Massaging business expense forms – fatal even without the employee’s signature

An airline dismissed a captain without notice after discovering that the captain had submitted overstated travel expenses, even though the expense form was not properly completed, had been partially overwritten and lacked the required signature.  The first two court hearings upheld the employee’s claim and ordered reinstatement as they regarded the carelessly filled form as a clear sign of lack of the captain’s intention to commit fraud.  But the appeal court disagreed.  

Dismissal for expense claim fraud – too easily applied?

Employers sometimes follow the old adage: if you want to get rid of someone, audit their business expenses. German employment courts can discern such an approach where there is coincidence between the timing and extent of a review, and may look to reconsider the balance between the dishonest expense claim and the ultimate summary dismissal that usually follows. In this case, the Regional Labour Court Düsseldorf challenged the dismissal as the fraudulent yet incomplete and carelessly filled form was held to show a lack of intention.

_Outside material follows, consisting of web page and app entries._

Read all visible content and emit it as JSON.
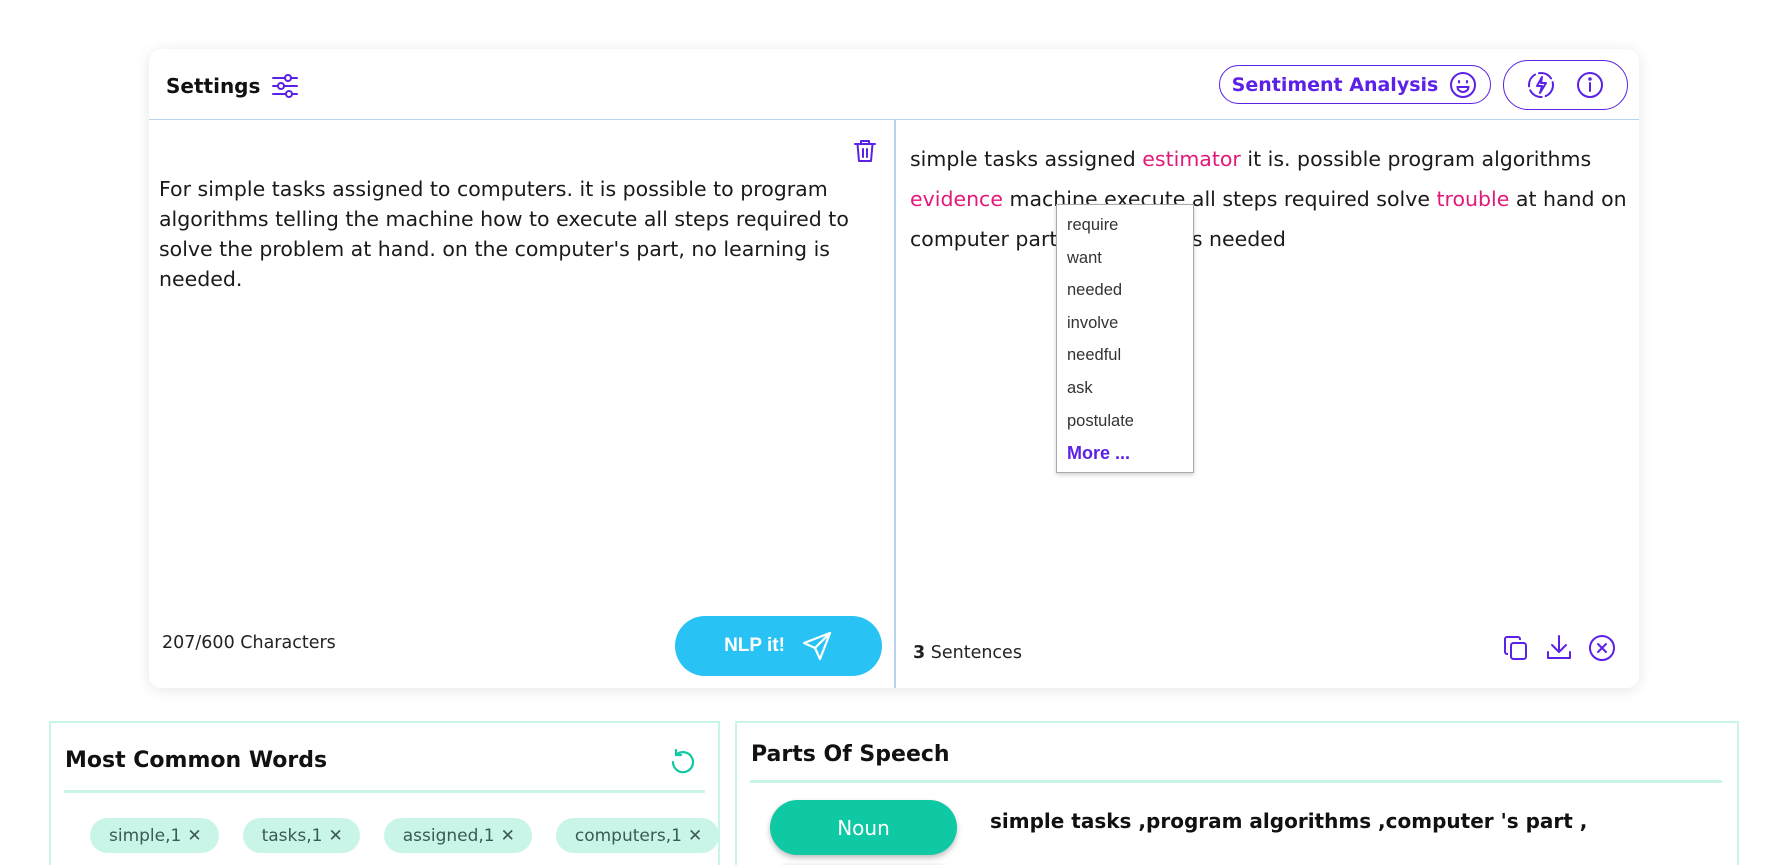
{
  "header": {
    "settings_label": "Settings",
    "sentiment_label": "Sentiment Analysis"
  },
  "input": {
    "text": "For simple tasks assigned to computers. it is possible to program algorithms telling the machine how to execute all steps required to solve the problem at hand. on the computer's part, no learning is needed.",
    "char_count": "207/600 Characters",
    "submit_label": "NLP it!"
  },
  "output": {
    "segments": [
      {
        "t": "simple tasks assigned ",
        "hl": false
      },
      {
        "t": "estimator",
        "hl": true
      },
      {
        "t": " it is. possible program algorithms ",
        "hl": false
      },
      {
        "t": "evidence",
        "hl": true
      },
      {
        "t": " machine execute all steps required solve ",
        "hl": false
      },
      {
        "t": "trouble",
        "hl": true
      },
      {
        "t": " at hand on computer part no learning is needed",
        "hl": false
      }
    ],
    "sentence_count": "3",
    "sentence_label": " Sentences"
  },
  "synonyms": {
    "options": [
      "require",
      "want",
      "needed",
      "involve",
      "needful",
      "ask",
      "postulate"
    ],
    "more_label": "More ..."
  },
  "common_words": {
    "title": "Most Common Words",
    "chips": [
      "simple,1",
      "tasks,1",
      "assigned,1",
      "computers,1"
    ]
  },
  "pos": {
    "title": "Parts Of Speech",
    "noun_label": "Noun",
    "noun_words": "simple tasks ,program algorithms ,computer 's part ,"
  },
  "colors": {
    "accent_purple": "#5b21e6",
    "highlight_pink": "#e3197a",
    "nlp_button": "#28c3f4",
    "chip_bg": "#c8f5e8",
    "noun_green": "#0ec9a3"
  }
}
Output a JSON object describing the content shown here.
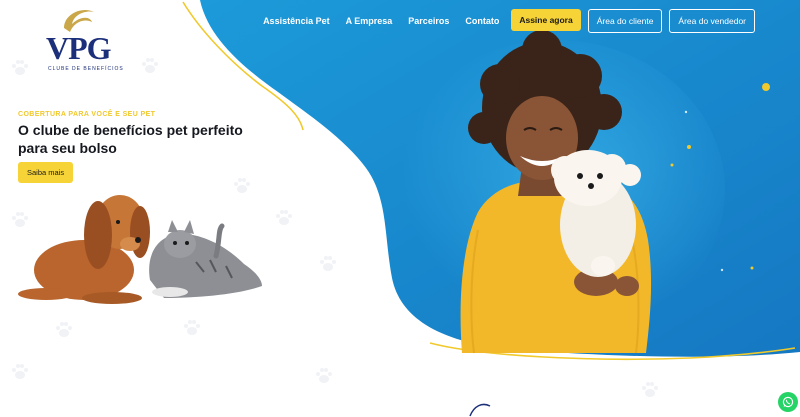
{
  "logo": {
    "mark": "VPG",
    "tagline": "CLUBE DE BENEFÍCIOS"
  },
  "nav": {
    "links": [
      "Assistência Pet",
      "A Empresa",
      "Parceiros",
      "Contato"
    ],
    "subscribe_label": "Assine agora",
    "client_area_label": "Área do cliente",
    "vendor_area_label": "Área do vendedor"
  },
  "hero": {
    "kicker": "COBERTURA PARA VOCÊ E SEU PET",
    "title": "O clube de benefícios pet perfeito para seu bolso",
    "cta_label": "Saiba mais"
  },
  "colors": {
    "brand_blue": "#1a8fd6",
    "accent_yellow": "#f6d336",
    "navy": "#1c2f7a",
    "gold": "#caa84a"
  },
  "icons": {
    "whatsapp": "whatsapp-icon",
    "background_pattern": "paw-print-icon"
  }
}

We understand this to be a technical argument for the employment courts to apply greater discretion in its legal assessment.

Correcting this approach, the Federal Labour Court in Erfurt (Bundesarbeitsgericht – docket number 2 AZR 994/12) upheld the strict rule:  An employer may summarily dismiss an employee without prior warning for expense claim fraud, if it can prove dishonesty or fraudulent intent.  Even conditional intent (as opposed to direct intent) is sufficient to end the employment immediately. Submitting an overstated and falsified expense claim is generally considered intentional fraud, even if the expense form was not properly filled in or lacks a signature.